Piero Sardo is the President of the Slow Food Foundation for Biodiversity

via The Forest Metaphor | News and Event | Slow Cheese – From cheese the event, to the international raw milk compaign.

CSA | Elijah’s Promise


What is a CSA?

The basic idea of Community Supported Agriculture is that a farmer grows for a group of members who have purchased “shares” in the harvest. Members pay at the beginning of the season when the farmer most needs the money. When the crops start coming in, in June, the farmer delivers a weekly assortment of vegetables, herbs and some fruit. You support sustainable local agriculture and get freshly picked organic and farm fresh produce at reasonable prices. In addition, you know the farmer growing your vegetables and can visit the farm – establishing a personal connection with your food supply.

Meet our Farmer

John Krueger is the owner/operator of Starbrite Farm in Andover, NJ. He has been farming for over 25 years.  John’s farm and food are certified organic by NOFA (Northeast Organic Farming Association).  He grows and shares his produce with close to 700 members.  Some of his other CSA sites include Metuchen, Westfield, Montclair, Newark and Staten Island.

What will I get in my share?

The share season begins in June and runs for 24 weeks into November.  A typical share includes 6-10 varieties of produce.  The amount and types of produce delivered will vary by season.   Here’s the list of what was included in last year’s CSA share:  We will provide you with recipes and storage tips so you can make the most of your share.  If you have a question about how to prepare or use a vegetable, feel free to ask, chances are, a chef will be nearby at Elijah’s Promise.

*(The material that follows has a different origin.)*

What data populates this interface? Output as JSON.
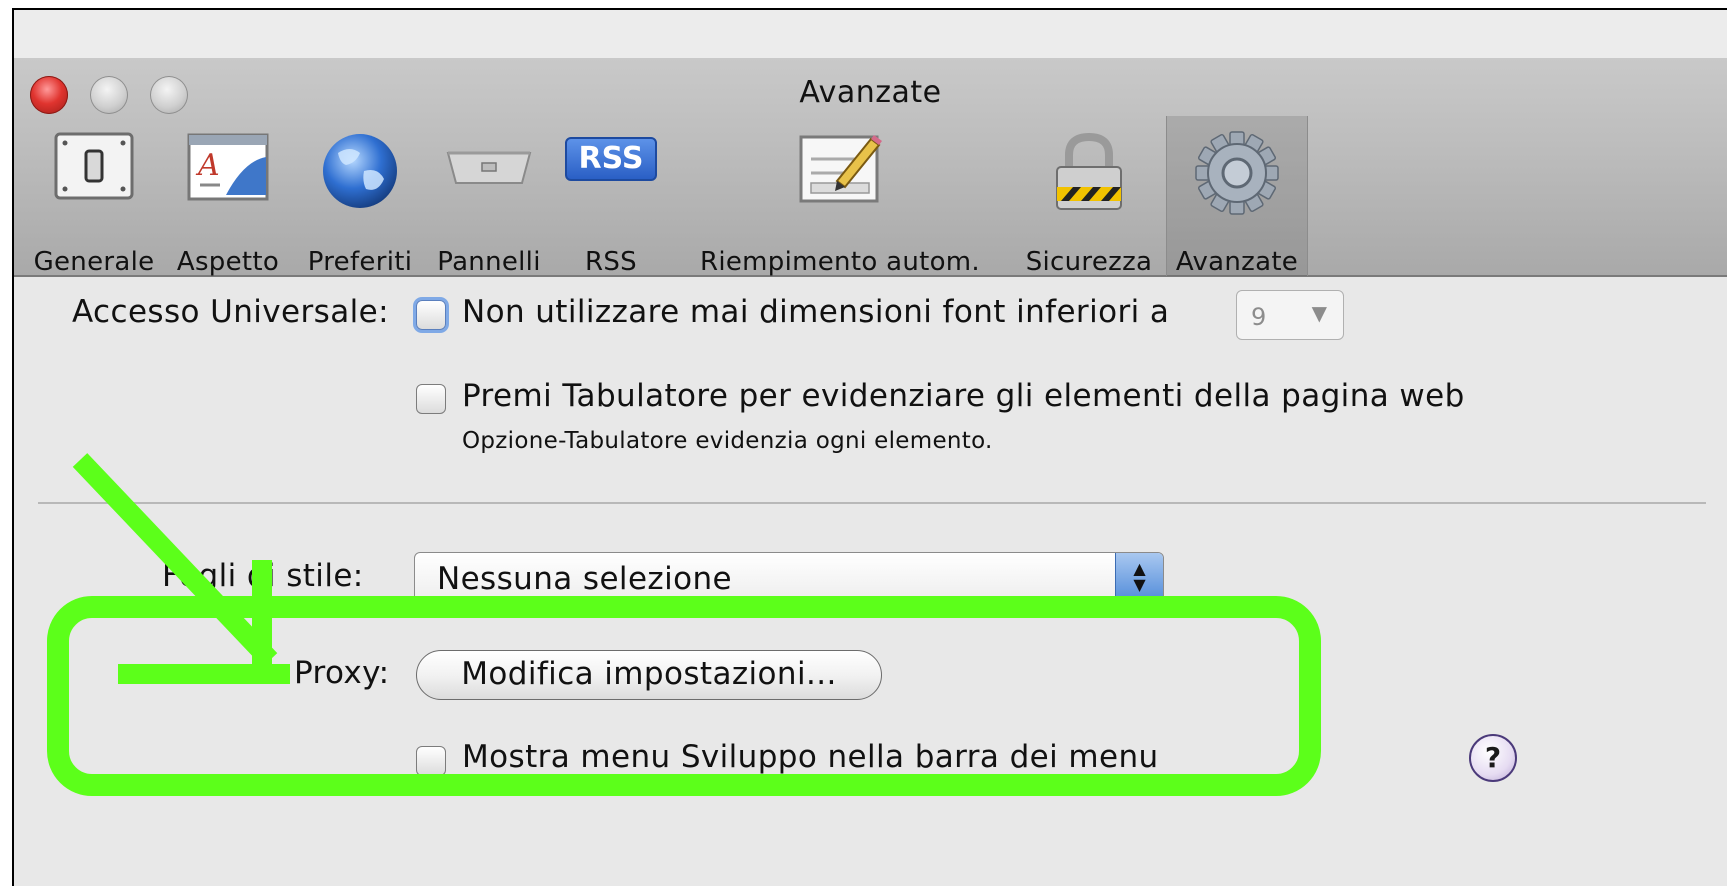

You can add fresh baked bread and dessert to your share by adding a subscription in the Elijah’s Promise Raisin’ Dough CSB.

What does it cost?

There are a number of ways to participate in the CSA.  Our goal is to make sure anyone can participate, regardless of income.  A share costs $600, which works out to $25 a week.  You may split a share with a friend.   You can split the share however you like.  Some people alternate picking up and keeping the full share every other week.  Some people prefer splitting each week.

We also have a limited number of payment plan and sliding scale shares, which require a 10% deposit at sign up, and then weekly payments at the time of pick up.  Payment plan and sliding scale options can be found in the registration form.

Picking up your share

Pick up day will be Friday.  The location of pick up will be Elijah’s Promise, 18 Neilson St., New Brunswick.   The site will look a little like a farm stand with vegetables in crates and in coolers. Members weigh and bag their own shares. Feel free to have a friend pick up your share if you can’t make it one week.  All food left over at the end of the night is donated to Elijah’s Promise.

Sharing is what makes a CSA

All members are asked to volunteer 5 hours during the CSA season to help support its success.  This can be done in two ways.   You can work two shifts of 2 1/2 hours each during pick up.  Or, you can attend a Volunteer Day or Work Party at the farm.

How do I sign up?

Please print and fill out a registration form.  Please contact us at with any questions or for more information.

Download the CSA flyer to share this information with others!

via CSA | Elijah’s Promise.